#### [EXERCISE INSTRUCTIONS]
In the records below, find each line holding the word "Настройки" and copy it.

*** MATERIAL SUPPLIED Section Begins ***

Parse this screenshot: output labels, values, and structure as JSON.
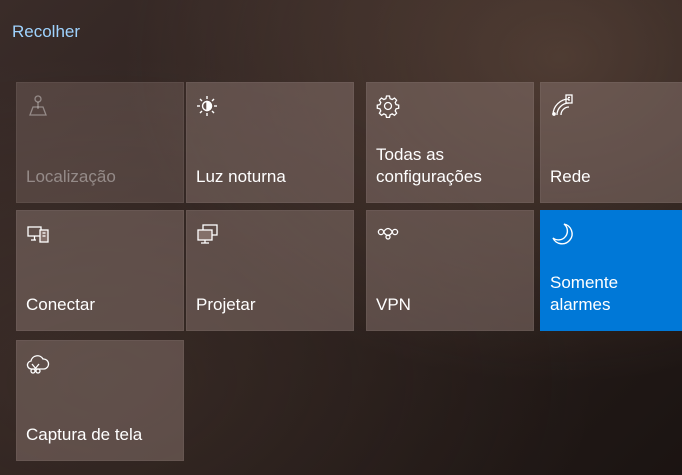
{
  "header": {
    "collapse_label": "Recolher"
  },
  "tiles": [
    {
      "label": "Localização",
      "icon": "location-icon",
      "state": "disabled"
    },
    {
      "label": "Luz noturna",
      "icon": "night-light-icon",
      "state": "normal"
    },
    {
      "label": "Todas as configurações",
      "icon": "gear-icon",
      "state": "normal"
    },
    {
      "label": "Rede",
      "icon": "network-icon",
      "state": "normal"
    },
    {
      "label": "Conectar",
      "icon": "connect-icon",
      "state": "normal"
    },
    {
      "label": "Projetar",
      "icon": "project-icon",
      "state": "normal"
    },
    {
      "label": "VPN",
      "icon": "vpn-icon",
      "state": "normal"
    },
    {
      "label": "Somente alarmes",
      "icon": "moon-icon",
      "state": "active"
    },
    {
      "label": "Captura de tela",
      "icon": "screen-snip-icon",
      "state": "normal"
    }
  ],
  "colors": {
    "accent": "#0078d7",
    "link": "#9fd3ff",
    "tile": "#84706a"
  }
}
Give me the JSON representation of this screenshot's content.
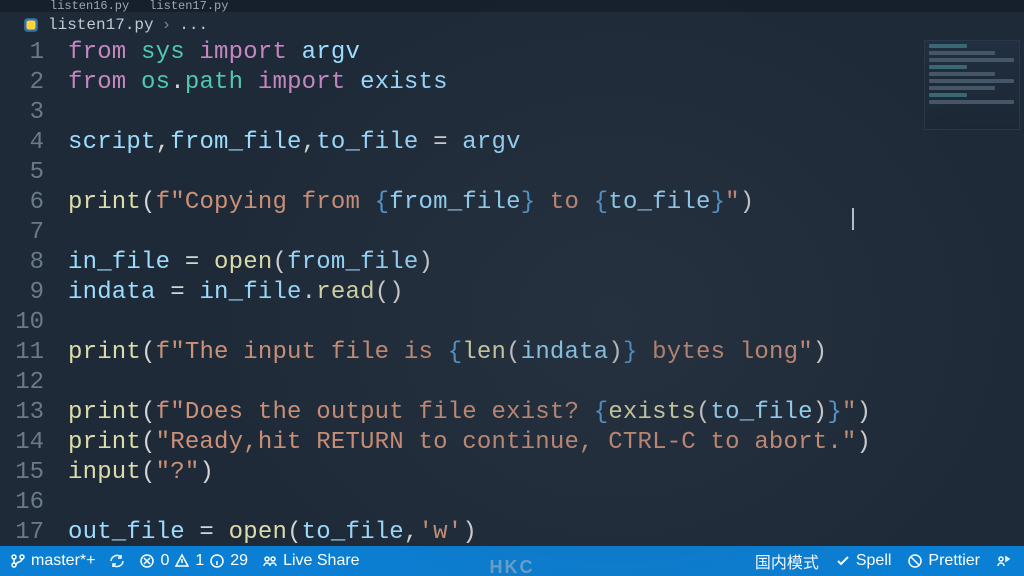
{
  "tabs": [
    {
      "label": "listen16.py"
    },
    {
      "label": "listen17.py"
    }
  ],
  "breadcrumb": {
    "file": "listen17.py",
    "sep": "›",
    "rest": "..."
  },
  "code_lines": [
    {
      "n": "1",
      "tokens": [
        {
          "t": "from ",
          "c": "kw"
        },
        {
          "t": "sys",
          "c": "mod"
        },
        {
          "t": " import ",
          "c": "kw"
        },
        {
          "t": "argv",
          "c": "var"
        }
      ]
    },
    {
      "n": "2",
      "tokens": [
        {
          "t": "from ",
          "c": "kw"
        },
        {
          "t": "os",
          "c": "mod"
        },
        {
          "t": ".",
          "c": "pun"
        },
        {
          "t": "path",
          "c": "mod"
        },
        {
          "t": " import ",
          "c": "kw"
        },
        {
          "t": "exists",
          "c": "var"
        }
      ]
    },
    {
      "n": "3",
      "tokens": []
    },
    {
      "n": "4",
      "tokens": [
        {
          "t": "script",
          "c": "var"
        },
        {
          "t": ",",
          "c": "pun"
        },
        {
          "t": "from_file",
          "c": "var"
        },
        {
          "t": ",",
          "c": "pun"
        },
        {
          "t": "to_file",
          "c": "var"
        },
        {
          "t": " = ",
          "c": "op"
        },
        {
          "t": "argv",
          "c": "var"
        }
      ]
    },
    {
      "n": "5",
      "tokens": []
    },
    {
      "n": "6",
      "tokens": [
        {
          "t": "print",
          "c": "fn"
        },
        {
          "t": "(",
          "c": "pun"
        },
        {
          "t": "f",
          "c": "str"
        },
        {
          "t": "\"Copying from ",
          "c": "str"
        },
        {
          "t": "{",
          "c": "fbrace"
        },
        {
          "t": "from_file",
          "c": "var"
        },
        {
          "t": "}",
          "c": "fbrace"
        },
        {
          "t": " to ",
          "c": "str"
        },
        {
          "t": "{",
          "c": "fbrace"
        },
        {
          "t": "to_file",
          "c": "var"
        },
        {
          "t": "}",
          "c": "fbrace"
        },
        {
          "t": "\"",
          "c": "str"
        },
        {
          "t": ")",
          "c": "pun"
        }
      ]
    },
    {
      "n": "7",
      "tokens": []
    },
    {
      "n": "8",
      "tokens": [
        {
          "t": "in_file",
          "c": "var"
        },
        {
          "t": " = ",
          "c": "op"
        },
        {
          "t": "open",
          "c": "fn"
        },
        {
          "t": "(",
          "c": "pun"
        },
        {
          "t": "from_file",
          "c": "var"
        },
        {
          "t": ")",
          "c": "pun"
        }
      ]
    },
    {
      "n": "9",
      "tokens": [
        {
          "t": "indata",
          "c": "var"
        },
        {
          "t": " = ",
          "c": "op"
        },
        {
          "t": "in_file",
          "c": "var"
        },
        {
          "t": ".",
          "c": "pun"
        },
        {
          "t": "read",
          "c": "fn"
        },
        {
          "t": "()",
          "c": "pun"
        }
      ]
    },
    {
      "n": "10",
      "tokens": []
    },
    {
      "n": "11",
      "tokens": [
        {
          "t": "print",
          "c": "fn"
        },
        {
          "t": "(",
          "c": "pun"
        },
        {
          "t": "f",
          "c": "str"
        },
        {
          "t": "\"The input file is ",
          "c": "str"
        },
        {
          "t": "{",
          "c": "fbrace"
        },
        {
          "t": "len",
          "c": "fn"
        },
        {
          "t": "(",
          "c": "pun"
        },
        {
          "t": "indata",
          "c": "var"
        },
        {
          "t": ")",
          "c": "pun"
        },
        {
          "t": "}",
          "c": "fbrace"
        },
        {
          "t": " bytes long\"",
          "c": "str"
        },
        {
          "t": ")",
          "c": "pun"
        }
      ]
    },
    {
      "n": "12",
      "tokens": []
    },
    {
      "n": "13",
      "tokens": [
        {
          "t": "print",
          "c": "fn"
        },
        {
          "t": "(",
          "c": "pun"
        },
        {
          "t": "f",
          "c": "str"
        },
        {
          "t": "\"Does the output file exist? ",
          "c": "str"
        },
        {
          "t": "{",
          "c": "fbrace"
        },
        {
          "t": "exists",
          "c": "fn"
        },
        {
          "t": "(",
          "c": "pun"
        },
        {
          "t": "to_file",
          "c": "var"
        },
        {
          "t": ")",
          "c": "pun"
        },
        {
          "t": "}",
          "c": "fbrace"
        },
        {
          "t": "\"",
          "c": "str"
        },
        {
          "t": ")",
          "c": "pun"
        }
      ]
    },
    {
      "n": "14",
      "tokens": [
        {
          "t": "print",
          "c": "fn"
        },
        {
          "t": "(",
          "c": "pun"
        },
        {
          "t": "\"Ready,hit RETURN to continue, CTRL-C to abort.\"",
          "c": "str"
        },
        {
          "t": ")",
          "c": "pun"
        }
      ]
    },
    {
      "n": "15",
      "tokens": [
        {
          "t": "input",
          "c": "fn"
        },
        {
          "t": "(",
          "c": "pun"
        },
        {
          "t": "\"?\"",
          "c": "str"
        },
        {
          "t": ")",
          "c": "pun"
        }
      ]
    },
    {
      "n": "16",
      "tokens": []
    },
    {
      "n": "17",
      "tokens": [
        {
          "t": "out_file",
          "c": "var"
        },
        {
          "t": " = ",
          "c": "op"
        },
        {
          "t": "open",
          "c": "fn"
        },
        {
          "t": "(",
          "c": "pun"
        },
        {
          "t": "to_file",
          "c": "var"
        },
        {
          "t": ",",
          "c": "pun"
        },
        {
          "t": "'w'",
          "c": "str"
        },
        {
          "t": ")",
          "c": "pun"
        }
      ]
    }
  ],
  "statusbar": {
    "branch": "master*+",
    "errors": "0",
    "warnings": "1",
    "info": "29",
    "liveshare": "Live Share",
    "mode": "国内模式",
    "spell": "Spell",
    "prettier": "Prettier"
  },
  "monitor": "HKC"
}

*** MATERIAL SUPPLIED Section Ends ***
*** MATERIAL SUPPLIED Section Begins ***

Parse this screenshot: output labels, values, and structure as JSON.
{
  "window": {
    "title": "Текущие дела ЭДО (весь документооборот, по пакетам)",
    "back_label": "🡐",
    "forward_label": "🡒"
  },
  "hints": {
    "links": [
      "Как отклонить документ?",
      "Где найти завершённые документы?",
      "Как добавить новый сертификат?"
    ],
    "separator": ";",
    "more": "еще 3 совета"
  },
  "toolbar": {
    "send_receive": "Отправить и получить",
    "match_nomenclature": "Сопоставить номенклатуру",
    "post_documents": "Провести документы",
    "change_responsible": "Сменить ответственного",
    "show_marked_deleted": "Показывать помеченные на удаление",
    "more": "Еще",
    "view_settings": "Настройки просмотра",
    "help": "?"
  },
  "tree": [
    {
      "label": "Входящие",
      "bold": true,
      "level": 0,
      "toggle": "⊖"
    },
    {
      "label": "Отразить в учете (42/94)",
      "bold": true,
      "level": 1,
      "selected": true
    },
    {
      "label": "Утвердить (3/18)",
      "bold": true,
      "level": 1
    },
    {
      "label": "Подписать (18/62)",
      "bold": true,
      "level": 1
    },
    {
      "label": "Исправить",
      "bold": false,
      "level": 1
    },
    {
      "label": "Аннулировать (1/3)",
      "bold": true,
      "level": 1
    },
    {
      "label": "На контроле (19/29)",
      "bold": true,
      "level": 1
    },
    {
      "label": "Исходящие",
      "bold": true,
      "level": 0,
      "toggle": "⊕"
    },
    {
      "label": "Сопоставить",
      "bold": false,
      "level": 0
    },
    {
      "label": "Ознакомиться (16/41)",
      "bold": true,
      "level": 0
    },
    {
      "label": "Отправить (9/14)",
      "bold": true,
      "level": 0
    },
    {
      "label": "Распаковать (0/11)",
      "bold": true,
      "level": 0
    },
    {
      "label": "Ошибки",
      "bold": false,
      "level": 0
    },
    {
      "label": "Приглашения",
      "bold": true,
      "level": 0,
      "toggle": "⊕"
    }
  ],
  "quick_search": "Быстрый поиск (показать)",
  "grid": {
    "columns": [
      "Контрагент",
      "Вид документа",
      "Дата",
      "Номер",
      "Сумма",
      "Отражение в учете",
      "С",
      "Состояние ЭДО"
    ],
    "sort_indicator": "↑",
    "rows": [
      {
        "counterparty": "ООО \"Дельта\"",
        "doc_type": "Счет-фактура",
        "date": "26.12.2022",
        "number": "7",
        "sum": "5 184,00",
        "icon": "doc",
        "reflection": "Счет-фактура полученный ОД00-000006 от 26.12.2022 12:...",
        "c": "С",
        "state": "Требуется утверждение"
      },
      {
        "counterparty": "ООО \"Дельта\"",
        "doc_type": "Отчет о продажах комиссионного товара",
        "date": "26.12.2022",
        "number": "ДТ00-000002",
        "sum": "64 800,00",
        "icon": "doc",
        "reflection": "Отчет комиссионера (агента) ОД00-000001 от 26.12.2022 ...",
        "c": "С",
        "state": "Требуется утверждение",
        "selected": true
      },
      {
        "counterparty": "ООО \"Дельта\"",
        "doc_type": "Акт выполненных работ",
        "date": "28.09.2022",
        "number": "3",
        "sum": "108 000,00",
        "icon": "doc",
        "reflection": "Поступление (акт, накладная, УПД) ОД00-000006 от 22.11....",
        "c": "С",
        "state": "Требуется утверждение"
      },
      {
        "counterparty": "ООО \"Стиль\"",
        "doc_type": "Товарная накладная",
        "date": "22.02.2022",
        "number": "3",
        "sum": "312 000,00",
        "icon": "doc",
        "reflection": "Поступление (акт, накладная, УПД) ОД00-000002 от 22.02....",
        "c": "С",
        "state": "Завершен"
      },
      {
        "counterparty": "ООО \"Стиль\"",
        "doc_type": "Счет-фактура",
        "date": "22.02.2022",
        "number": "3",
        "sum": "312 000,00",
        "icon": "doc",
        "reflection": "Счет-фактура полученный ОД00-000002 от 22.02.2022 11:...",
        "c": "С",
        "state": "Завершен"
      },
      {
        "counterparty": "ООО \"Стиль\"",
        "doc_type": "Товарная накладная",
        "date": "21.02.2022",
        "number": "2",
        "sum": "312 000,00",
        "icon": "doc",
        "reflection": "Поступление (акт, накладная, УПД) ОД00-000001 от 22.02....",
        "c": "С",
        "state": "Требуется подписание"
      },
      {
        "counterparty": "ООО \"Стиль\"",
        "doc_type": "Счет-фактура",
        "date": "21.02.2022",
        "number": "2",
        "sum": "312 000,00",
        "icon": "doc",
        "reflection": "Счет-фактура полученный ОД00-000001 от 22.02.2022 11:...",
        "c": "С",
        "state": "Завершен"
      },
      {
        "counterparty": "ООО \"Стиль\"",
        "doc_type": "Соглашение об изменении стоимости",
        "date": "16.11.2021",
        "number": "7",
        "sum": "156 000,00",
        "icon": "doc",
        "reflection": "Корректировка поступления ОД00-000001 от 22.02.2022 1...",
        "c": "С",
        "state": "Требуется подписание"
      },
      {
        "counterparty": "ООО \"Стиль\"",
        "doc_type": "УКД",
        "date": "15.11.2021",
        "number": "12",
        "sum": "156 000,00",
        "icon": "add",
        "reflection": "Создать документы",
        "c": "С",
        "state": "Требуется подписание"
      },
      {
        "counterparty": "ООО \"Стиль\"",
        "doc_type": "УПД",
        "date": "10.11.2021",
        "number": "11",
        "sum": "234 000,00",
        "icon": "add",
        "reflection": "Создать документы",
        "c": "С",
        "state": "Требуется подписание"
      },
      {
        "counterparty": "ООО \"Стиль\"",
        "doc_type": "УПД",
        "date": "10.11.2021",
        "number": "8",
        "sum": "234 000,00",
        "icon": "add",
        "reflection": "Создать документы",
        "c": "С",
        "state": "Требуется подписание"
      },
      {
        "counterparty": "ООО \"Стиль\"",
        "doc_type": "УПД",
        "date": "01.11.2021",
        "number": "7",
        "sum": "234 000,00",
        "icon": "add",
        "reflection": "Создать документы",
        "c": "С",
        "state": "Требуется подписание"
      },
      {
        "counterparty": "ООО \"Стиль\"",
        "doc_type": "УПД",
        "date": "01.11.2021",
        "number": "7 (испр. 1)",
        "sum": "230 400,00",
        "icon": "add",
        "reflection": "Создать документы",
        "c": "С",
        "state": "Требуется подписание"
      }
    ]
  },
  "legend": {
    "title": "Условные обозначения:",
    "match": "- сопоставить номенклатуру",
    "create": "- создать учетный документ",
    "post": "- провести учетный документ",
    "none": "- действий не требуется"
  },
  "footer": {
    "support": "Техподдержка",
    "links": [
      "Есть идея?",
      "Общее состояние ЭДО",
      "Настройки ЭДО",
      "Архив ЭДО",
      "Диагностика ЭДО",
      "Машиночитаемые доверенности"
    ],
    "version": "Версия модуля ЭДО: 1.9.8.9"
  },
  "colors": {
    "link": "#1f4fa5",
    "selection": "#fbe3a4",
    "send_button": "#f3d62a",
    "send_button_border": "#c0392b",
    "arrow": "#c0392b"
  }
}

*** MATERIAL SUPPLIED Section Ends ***

#### [EXERCISE RESULT]
    "view_settings": "Настройки просмотра",
      "Настройки ЭДО",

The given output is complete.